There is a stereotype of "alcoholics" that is often untrue and unhelpful, of violent and impoverished people who spend all of their days too drunk to function. The truth is that there are many people, called high functioning alcoholics, with out of control drinking who are nevertheless able to maintain a presentable face to the world, having a life that, to an outsider, looks good.
They may have strong relationships or achieve success in their jobs or school, keeping their addiction a secret in a life that seems to be held together and happy. Alcohol addiction can be sustained through denial, and people can look to signs of a successful life as a way to hide the hard reality of their addiction.
According to a 2007 study by the National Institute on Alcohol Abuse shows that 19.5 of alcoholics meet this definition of a "functioning" alcoholic with no readily apparent negative social consequences of their addiction. However, their addiction is still a life threatening danger, with the threat of loosing everything unless they get help.
In spite of the denial of "high functioning," alcoholics can and will still reach a point where they become aware of their need for help. Here are some reasons why the illusion of a high functioning addict cannot be sustained forever
1) The nature of alcoholism means you cannot protect yourself from its more dramatic and scary dangers forever
Alcoholism is a progressive disease. That means that it often gets more dramatic over time, unless it's treated.
After long periods of heavy drinking, gradually the alcoholic discovers they need more and more drinks to reach a desired level of tipsiness, as they develop physical dependence. As alcohol becomes a stronger and stronger craving, the illusion that everything is under control and safe becomes harder and harder to maintain.
A high functioning alcoholic may feel he or she is ok if they've never been drunk at work, or become violent or been in a dangerous situation because of alcohol, but continuing to drink to excess makes these things more likely.
2) A bottom can look different, based on how aware you are of your own behavior
The idea of hitting rock bottom may bring up very scary images of homelessness and jail time, but it may look different from each person. Often, high functioning alcoholics find that, even if they do manage to hold on to their jobs or relationships, they can reach an emotional bottom.
The shame, remorse, loneliness, and hopelessness at failing to control drinking can be a powerful motivation towards helping someone realize the truth about themselves. It may be easy to think you can only have one drink and be fine, but you quickly find yourself overstepping any boundaries you set, as if by compulsion.
If so, you can learn to listen to these feelings. Achieving that awareness of your need for help can help you reach your bottom quicker, before it's too late.
3) The HFA's perfectionist, overachieving drive can increase awareness
Many people who think they are capable of getting through or hiding alcoholism by sheer force of will do so out of a strong perfectionistic sprit, that drives them to keep achieving in spite of their addictions. Sometimes intensify feels of denial, since measuring everything by external appearances can cause them to feel their isn't a problem.

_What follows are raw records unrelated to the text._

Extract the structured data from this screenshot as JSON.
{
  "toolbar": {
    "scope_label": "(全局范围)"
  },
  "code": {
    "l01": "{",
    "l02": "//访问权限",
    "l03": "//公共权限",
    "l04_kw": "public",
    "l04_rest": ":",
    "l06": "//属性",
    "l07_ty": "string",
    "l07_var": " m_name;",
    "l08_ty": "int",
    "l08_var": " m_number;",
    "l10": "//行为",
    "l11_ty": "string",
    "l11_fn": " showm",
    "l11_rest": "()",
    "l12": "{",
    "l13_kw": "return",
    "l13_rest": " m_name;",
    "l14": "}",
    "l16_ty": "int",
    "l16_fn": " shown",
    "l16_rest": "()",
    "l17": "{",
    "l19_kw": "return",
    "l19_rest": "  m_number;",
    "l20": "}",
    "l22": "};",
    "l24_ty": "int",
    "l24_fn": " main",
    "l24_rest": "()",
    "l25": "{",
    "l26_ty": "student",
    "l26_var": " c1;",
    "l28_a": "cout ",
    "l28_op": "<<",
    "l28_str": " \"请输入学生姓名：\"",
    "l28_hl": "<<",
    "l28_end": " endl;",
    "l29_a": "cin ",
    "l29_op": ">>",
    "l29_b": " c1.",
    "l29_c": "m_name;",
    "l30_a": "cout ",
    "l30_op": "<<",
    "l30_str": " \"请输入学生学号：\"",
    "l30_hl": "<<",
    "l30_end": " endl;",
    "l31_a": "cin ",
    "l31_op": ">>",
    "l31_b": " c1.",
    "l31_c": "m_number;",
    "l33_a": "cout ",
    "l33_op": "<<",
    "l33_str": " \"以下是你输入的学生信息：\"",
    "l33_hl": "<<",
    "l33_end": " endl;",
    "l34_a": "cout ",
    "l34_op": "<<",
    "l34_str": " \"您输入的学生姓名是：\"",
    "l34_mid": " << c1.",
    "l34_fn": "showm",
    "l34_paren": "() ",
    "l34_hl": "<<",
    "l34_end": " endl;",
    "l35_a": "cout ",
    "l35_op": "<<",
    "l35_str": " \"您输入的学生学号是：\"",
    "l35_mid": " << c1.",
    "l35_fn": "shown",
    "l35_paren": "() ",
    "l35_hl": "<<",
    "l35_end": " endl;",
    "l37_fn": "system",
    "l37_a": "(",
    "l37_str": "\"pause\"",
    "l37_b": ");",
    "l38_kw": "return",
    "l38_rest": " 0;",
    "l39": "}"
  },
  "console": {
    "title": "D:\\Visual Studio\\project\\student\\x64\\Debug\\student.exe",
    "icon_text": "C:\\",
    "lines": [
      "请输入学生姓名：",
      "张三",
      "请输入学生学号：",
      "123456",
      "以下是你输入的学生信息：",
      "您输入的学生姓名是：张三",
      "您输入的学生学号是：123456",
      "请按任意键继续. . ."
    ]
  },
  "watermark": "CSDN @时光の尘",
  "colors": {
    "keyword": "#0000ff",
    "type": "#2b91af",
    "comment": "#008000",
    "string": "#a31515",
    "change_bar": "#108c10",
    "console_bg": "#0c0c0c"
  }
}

On the other hand, this can also make them more susceptible to recognizing how alcohol may be causing even small-perceived "failures." A college student may be unable to perceive how weekly binge drinking is affecting his or her schoolwork, until As turn into Bs.
Such a bottom may be subtle, but enough to promote awareness and change. If your entire identity is wrapped up in successes in a certain field, the fear of loosing a job can be enough to promote change.
4) Self delusion can't last forever
Many high functioning alcoholics are very adapt at hiding their condition. Even though they obsess over consuming alcohol, they create excuses and rationalizations to justify their behavior.
They surround themselves with other, social drinkers as much as possible, and try to get as many drinks as possible in that environment. Things may need to progress to a deeper levels of out of control behavior before the danger is recognized.
5) The health risks will catch up
Heavy drinking over a long period of time brings with it a number of health risks, including high blood pressure, cancers, loss of memory, and poorer job and school performance. These things are things you can not control or avoid or hide, and so may be part of the bottom for a high functioning alcoholic.